Biomed Pharmacother. 1997;51(10):461-3. Unique Identifier : AIDSLINE

Neurological complications are particularly common during HIV infection. Among various opportunistic diseases, cytomegalovirus (CMV) is one of the most frequent causes of central and peripheral neurological manifestations. Previously, there have been several reports of cranial nerve infection by CMV, but to our knowledge, no cases of auditory nerve involvement have been described. We report two cases in which CMV infection was revealed by involvement of the VIIIth cranial nerves. Cytomegalovirus (CMV) infection is frequent in severely immunodeficient patients infected by human immunodeficiency virus (HIV). The main targets of CMV are the retina, gastrointestinal tract and central nervous system. We describe two cases in which neurologic CMV infection was revealed by hearing loss.

JOURNAL ARTICLE Acoustic Nerve Adult AIDS-Related Opportunistic Infections/COMPLICATIONS/*DIAGNOSIS/ PHYSIOPATHOLOGY Case Report Cytomegalovirus Infections/COMPLICATIONS/*DIAGNOSIS Deafness/*ETIOLOGY Human HIV Infections/*COMPLICATIONS HIV Seropositivity Male Tinnitus


Information in this article was accurate in March 30, 1999. The state of the art may have changed since the publication date. This material is designed to support, not replace, the relationship that exists between you and your doctor.
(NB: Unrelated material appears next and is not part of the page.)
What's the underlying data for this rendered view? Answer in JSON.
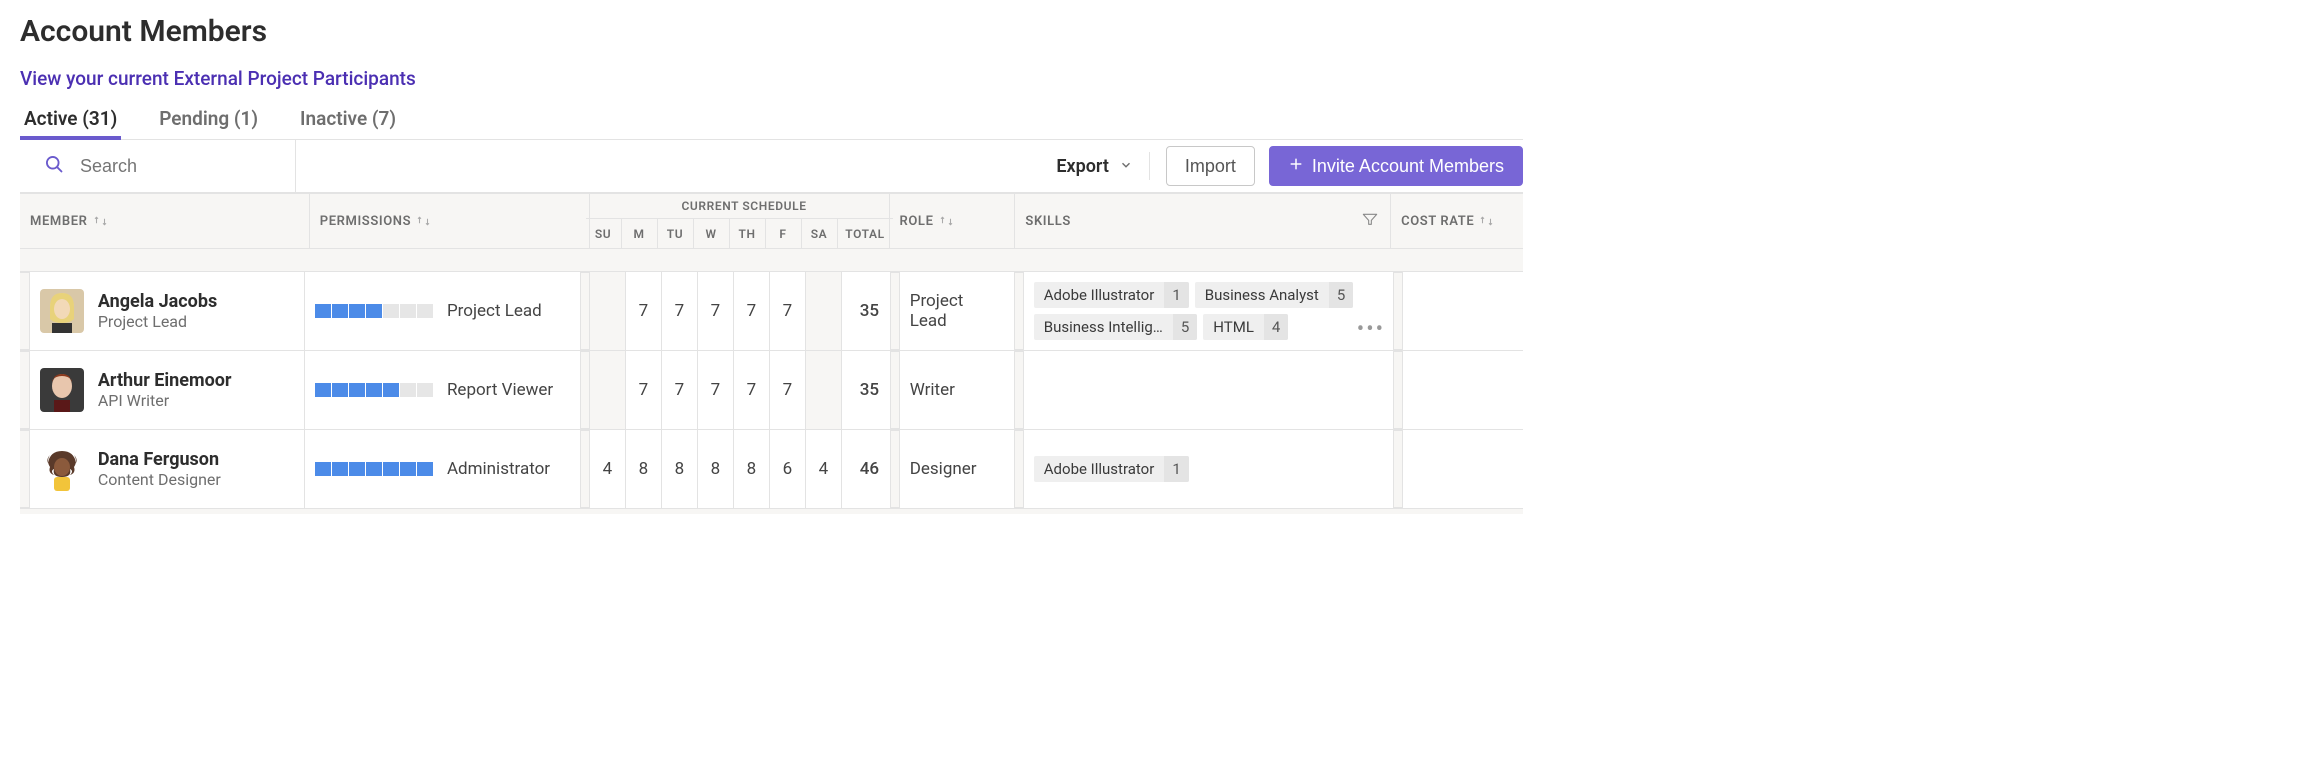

Always discuss treatment options with a doctor who specializes in treating HIV.